He had conferred upon him the Cross of the Legion of Honour, and the Order of the Osmanieh.
His death took place at his residence in Lincoln on 10th June 1897, at the age of sixty-two.
He became a Member of this Institution in 1867.
"...died Mr. Joseph Ruston, chairman of the board of directors of Messrs. Ruston, Proctor, and Co., engineers. He was the son of the late Robert Ruston, of Chatteris, and was born in 1835.
In 1857 he went to Lincoln, and invested his capital in a millwright business carried on by Messrs. Ruston and Proctor, and increased it by his exertions from the small establishment employing twenty-five bands to the large business with which his name has for many years been connected. In 1889 the undertaking was converted into a limited liability company, with a capital of half a million.
The firm is very well known, and has received no fewer than 267 medals and awards..."More
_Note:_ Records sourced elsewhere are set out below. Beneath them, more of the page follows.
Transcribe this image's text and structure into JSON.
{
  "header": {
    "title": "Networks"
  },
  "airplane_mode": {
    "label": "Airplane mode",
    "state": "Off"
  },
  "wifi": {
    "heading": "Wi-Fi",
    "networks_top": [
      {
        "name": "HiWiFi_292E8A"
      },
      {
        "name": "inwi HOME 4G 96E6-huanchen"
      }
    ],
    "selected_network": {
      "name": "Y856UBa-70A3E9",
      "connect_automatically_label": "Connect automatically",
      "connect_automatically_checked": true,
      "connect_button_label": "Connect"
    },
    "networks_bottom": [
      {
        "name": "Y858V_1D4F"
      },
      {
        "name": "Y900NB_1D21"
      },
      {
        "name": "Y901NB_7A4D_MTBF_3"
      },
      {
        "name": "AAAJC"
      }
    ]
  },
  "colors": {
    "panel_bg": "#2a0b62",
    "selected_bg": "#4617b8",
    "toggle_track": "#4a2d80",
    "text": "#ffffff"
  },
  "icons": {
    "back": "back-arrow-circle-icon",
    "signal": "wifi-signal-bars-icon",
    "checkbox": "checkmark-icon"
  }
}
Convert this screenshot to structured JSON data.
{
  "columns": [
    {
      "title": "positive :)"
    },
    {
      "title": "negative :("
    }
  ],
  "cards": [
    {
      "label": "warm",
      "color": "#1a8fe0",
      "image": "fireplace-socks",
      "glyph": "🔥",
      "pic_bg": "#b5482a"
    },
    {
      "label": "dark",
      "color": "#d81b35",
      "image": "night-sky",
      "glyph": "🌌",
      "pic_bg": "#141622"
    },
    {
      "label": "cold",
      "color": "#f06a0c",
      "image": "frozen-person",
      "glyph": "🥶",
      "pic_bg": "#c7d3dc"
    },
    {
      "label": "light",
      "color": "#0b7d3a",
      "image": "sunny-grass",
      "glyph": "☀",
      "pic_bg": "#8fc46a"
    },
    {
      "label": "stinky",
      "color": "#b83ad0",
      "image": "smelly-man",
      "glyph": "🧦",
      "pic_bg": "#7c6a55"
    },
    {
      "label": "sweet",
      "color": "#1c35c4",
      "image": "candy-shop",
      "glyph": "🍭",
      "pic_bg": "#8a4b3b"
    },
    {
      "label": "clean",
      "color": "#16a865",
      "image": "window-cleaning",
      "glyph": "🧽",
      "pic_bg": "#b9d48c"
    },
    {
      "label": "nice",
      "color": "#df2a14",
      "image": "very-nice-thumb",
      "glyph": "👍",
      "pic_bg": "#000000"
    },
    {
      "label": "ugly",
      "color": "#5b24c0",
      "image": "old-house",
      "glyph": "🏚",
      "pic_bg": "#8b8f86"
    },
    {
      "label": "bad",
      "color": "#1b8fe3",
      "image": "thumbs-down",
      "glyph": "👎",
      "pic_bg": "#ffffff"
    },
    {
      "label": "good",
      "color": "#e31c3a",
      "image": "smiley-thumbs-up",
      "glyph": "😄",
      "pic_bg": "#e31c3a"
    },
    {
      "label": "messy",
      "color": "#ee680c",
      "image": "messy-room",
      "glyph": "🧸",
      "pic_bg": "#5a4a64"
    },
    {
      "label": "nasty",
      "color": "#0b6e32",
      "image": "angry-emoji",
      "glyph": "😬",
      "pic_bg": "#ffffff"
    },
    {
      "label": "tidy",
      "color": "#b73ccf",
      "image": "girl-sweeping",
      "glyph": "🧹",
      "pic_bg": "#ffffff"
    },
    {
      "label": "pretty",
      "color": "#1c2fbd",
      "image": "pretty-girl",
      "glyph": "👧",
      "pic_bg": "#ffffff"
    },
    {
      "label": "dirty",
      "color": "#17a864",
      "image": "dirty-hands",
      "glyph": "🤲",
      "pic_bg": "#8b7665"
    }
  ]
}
"THE LATE MR. JOSEPH RUSTON.- The death occurred late on the 10th inst. of Mr. Joseph Ruston, the head and founder of Ruston, Proctor, and Co., Limited. Mr. Ruston was born at Chatteris in 1835, and began business as a millwright in a small way at Lincoln in 1857; but worked with such assiduity and energy as to rapidly build up a large concern, which ultimately, in 1889, was transferred to a limited liability company, with a capital of 250,000L. in shares, and 250,000L. in debentures. The profits of the firm for the seven years prior to 1889 averaged 50,000L. per annum. The past financial year was not a favourable one for the company, but with this exception it has done very well, and it is now employing 1900 work people, its iron works covering an area of 8 acres, and its wood works occupying a site of equal importance. From the year in which Mr. Ruston established himself in business at Lincoln to May, 1897, the firm and company sent out 20,800 engines, 19,700 boilers, 10,900 threshing machines, and 1350 corn mills, in addition to a large number of other miscellaneous implements. Such results as these could not have been attained without the development of a foreign connection, which Mr. Ruston did his utmost to build up. Mr. Ruston proved himself a munificent friend to Lincoln, having provided a fine drill-hall for the local volunteers, a children's ward at the Lincoln County Hospital, &c. Although a Nonconformist, he restored a monument in Lincoln Cathedral to the memory of Queen Eleanor. Like many other successful industrials, Mr. Ruston aspired to enter Parliament, and he was returned for Lincoln by a majority of nearly 1000 in 1884. He was re-elected at the general election of 1895, but his political career terminated with the Home Rule proposals of Mr. Gladstoue, which he could not accept. He had conferred upon him the cross of the Legion of Honour and the Order of the Osmanieh. A widow and seven children survive him."